April 7, 2013
Steve Morsa filed a patent claiming benefits processing. The PTO rejected over prior art, first arguing anticipation; then, when that deficiency was pointed out, hand-waving obviousness. Morsa made cogent, reasonably undeniable arguments, based on evidence, that the prior art used was not in fact prior art - that it was published nearly two years later. Morsa argued that the supposed prior art wasn't enabling, nor a solid basis for obviousness. The PTO didn't care a whit for any of it. The Board granted a rehearing only to pile on new grounds of rejection, without allowing Morsa any opportunity whatsoever to refute the rejections. On appeal, a CAFC panel didn't bother to examine the facts, nor follow the law. Largely ignorning Morsa's arguments, the CAFC rubber-stamped the PTO. The only issue that caught the CAFC's attention was the examiner dismissing Morsa's prior art enablement argument by saying the he had failed to file any expert declartion or affidavit in support. That odious requirement went too far. "We see no reason to require such submissions in all cases," the CAFC panel opined. "Here, Morsa identified specific, concrete reasons why he believed the short press release at issue was not enabling, and the Board and the examiner failed to address these arguments." For this a partial remand, though to moot point - only to clean a smudge on the claims' death warrant. The claims were damned over an unsupported conjecture of obviousness. One more chip on the pile exposing the fundamentally lawless process of caprice by the U.S. patent office and at the CAFC. (CAFC 2012-1609)

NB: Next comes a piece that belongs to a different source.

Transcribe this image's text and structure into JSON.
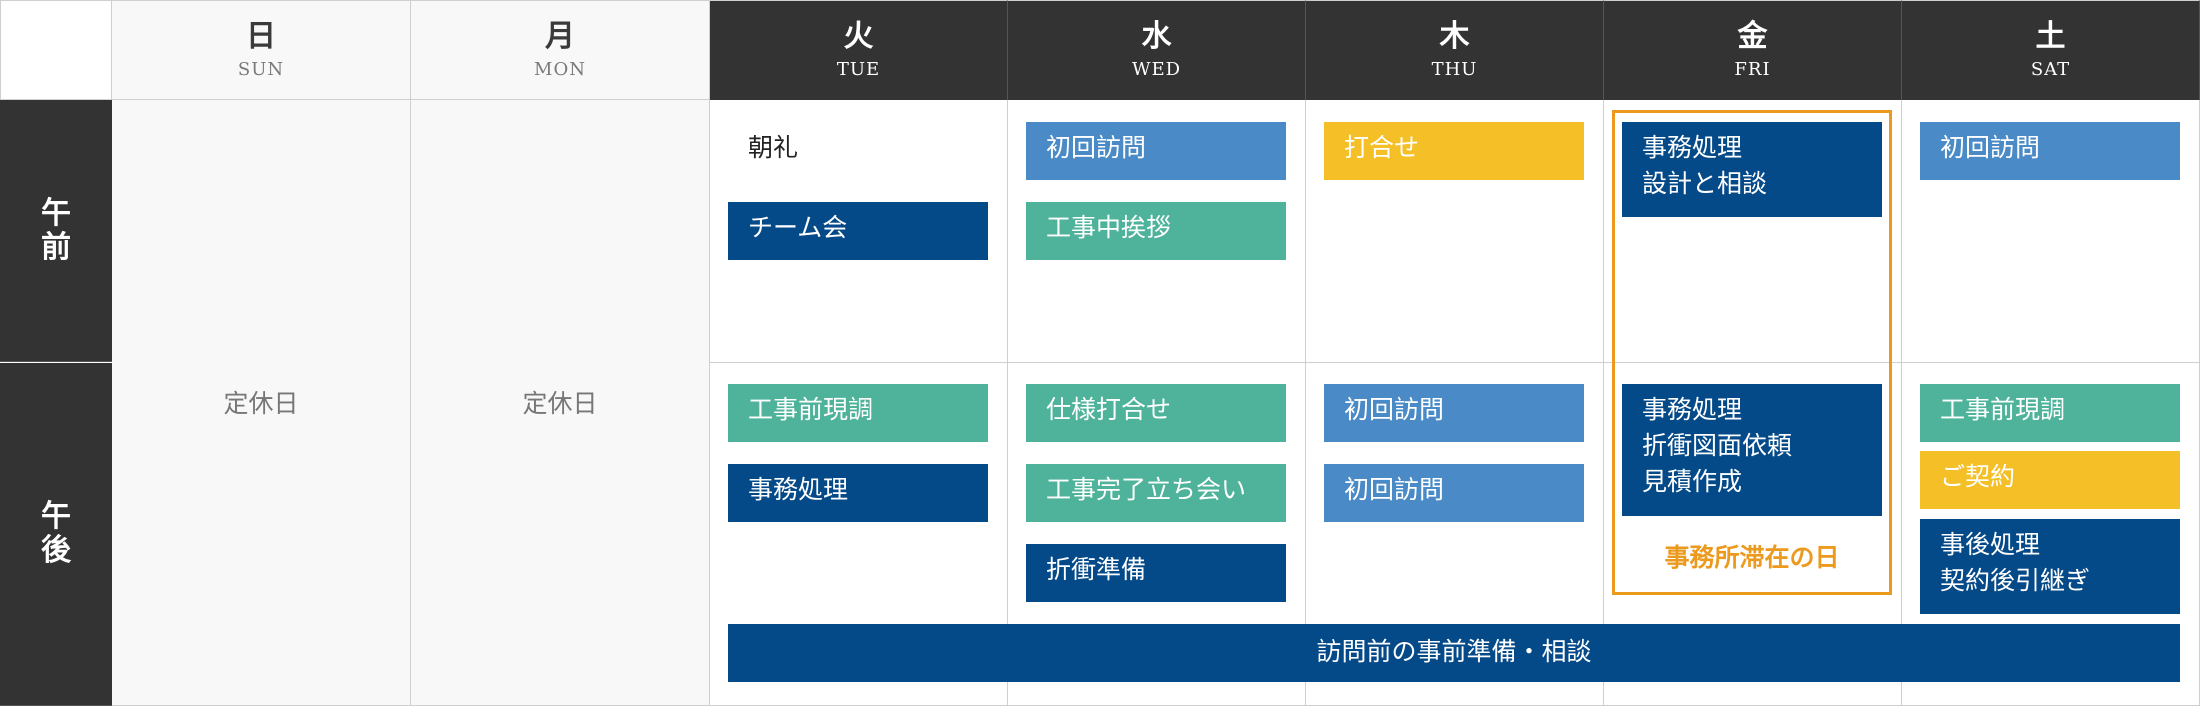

April 4, 2013
In Saffran v. Johnson & Johnson, the CAFC (2012-1043) satisfied its plutocratic bias, relieving J&J of a pesky infringement by narrowing claim construction from that emanating from esteemed Judge T. John Ward in the Eastern District of Texas. The interesting facet in this case was a reminder that relying upon means-plus-function claim language is always fraught with the danger of inadequate disclosure. "'[a] patentee cannot avoid providing specificity as to structure simply because someone of ordinary skill in the art would be able to devise a means to perform the claimed function.' Blackboard, Inc. v. Desire2Learn, Inc., 574 F.3d 1371, 1385 (Fed. Cir. 2009). Under § 112, ¶ 6, the question is not what structures a person of ordinary skill in the art would know are capable of performing a given function, but what structures are specifically disclosed and tied to that function in the specification."